• Aim of the exercise: In the records below, how many lines hold the word "JSON"? Give only the number.

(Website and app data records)
★ ★ ★ ★ ★ ★ ★
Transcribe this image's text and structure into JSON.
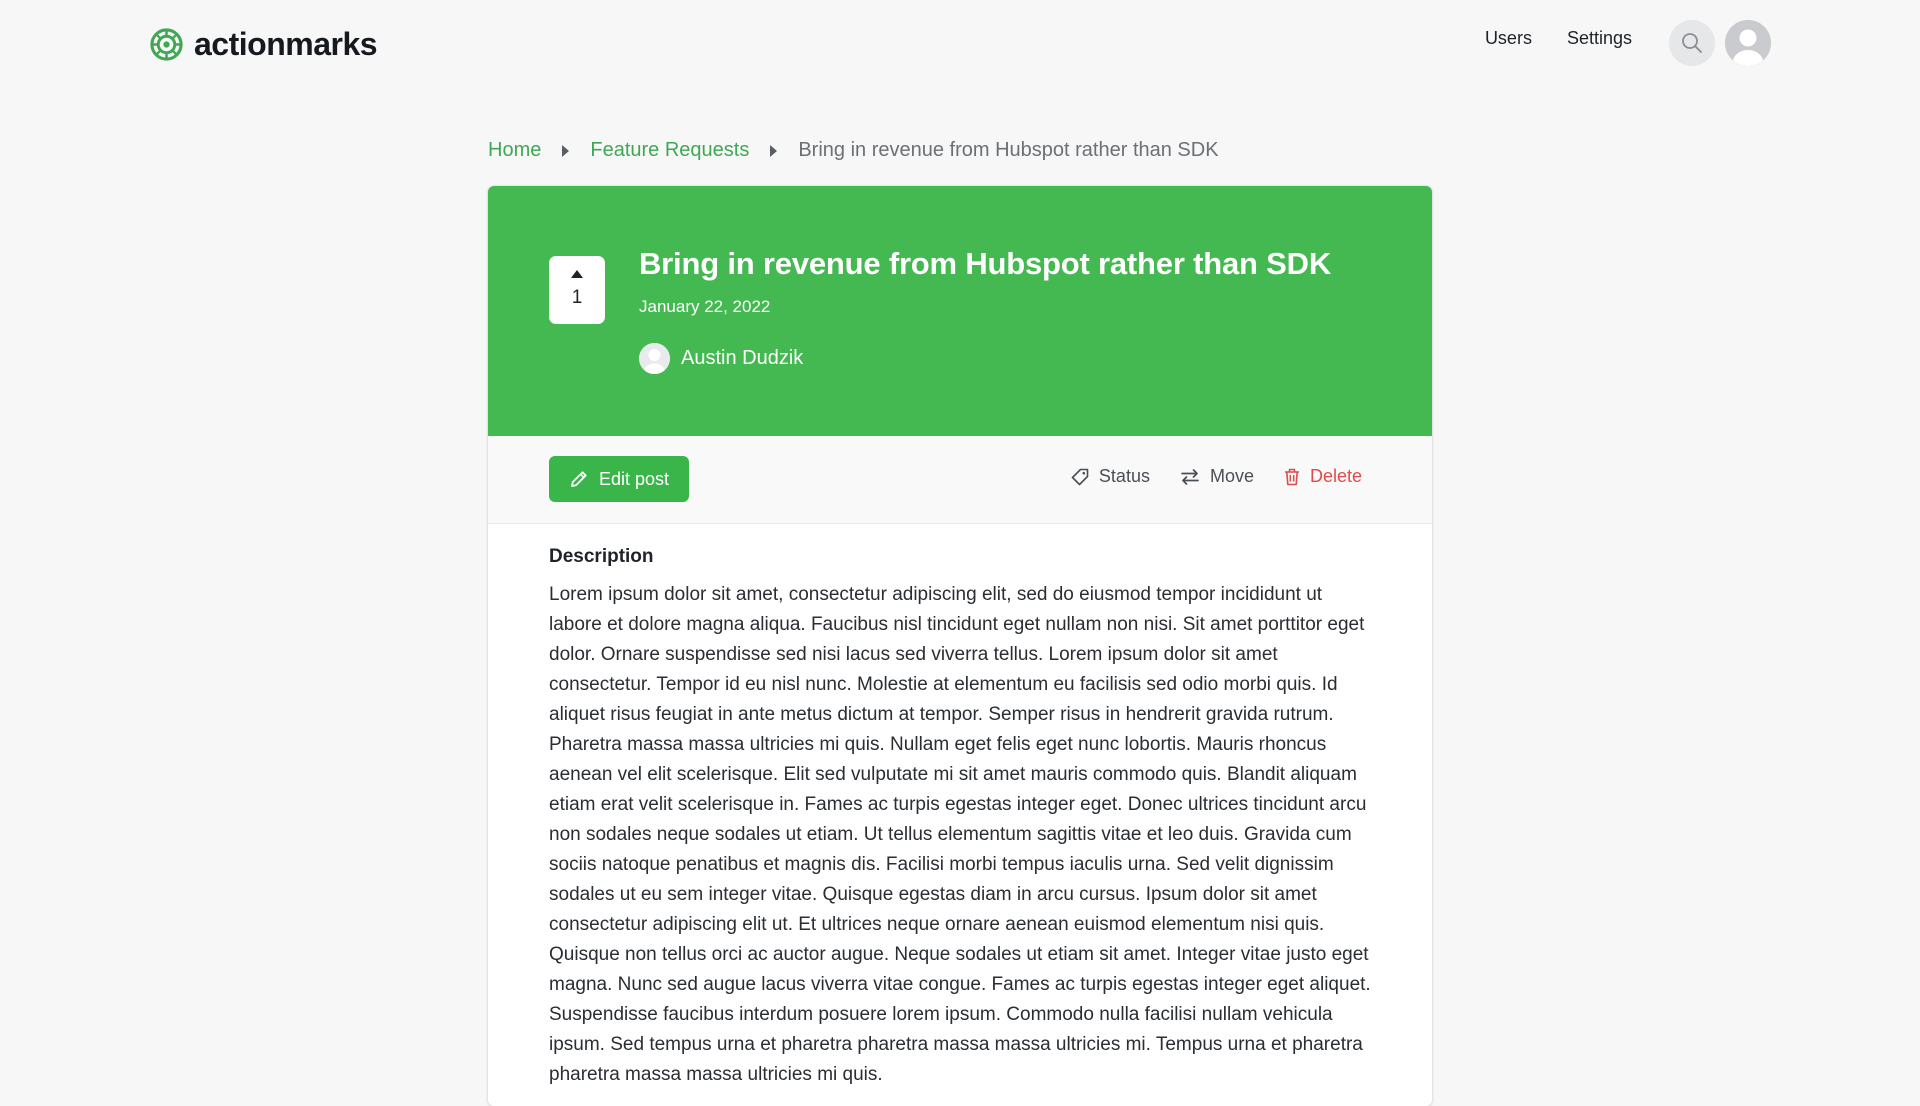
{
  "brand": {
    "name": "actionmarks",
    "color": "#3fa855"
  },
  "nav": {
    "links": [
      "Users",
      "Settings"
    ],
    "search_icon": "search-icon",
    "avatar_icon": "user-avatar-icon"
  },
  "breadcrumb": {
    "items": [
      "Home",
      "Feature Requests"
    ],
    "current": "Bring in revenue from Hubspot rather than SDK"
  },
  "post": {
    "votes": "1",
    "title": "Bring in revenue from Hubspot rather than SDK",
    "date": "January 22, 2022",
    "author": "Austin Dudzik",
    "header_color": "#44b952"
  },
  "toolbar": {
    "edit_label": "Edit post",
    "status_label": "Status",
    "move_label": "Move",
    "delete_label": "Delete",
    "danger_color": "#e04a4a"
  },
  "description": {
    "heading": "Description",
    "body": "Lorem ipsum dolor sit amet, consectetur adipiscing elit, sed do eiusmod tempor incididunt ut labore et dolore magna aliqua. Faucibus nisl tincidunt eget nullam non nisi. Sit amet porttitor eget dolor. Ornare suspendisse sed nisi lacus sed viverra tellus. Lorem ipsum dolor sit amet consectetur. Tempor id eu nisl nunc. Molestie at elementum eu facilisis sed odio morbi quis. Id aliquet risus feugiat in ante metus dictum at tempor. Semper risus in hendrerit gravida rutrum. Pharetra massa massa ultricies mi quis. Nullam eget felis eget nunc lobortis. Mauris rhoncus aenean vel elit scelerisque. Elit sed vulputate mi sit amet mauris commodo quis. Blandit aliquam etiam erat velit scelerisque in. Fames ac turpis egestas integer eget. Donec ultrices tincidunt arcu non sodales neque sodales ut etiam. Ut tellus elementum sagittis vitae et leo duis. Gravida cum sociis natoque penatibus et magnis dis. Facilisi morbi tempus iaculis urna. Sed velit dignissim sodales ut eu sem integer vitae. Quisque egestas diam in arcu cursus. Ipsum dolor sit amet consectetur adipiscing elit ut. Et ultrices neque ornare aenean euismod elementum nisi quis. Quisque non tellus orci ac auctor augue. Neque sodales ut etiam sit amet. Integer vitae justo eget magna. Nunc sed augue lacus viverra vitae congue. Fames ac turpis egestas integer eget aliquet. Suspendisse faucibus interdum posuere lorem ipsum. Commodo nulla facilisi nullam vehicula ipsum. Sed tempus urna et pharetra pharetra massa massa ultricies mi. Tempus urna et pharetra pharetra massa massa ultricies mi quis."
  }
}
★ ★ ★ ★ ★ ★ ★
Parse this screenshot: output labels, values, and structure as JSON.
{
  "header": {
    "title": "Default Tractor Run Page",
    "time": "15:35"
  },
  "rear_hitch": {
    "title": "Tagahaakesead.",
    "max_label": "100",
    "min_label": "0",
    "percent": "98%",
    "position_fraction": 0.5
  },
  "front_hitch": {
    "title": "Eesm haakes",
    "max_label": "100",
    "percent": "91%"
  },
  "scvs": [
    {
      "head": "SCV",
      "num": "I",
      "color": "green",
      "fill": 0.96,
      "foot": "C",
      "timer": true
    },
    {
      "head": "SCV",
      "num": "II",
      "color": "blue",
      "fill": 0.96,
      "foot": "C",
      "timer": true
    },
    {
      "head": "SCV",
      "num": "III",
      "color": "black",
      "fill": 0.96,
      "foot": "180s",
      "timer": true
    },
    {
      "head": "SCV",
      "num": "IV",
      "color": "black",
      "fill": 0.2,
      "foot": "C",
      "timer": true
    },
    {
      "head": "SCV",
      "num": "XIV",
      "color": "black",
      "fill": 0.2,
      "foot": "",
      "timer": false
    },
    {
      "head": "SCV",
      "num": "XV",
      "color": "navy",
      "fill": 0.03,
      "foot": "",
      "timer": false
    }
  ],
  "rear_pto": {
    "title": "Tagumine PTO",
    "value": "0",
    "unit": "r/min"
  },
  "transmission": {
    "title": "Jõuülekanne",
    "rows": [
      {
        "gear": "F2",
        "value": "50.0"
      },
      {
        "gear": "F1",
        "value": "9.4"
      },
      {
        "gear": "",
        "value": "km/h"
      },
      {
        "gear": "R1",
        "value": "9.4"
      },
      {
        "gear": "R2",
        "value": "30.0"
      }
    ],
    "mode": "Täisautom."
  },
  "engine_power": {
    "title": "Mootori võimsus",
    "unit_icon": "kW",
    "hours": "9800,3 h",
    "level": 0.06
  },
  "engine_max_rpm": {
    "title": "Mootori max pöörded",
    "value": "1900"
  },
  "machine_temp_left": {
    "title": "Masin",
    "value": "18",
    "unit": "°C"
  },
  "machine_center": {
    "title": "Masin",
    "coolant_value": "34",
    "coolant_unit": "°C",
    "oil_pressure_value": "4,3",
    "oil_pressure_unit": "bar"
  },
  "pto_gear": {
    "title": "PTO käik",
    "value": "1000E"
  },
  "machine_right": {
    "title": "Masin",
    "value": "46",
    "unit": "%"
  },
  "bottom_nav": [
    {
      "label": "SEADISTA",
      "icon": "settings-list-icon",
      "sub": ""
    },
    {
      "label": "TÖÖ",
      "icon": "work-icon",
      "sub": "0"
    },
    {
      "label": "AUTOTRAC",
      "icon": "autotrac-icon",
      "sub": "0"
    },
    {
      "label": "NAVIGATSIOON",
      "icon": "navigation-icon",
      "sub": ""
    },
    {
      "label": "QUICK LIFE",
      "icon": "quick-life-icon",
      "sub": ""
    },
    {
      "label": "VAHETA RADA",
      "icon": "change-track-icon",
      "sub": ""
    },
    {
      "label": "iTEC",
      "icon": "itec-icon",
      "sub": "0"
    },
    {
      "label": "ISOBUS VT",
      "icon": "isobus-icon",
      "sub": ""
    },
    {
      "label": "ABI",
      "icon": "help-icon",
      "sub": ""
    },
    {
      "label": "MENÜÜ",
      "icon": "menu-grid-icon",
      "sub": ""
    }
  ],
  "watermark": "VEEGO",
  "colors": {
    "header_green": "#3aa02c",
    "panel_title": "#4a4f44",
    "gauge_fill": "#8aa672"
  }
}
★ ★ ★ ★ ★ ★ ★
• Response to the task: 2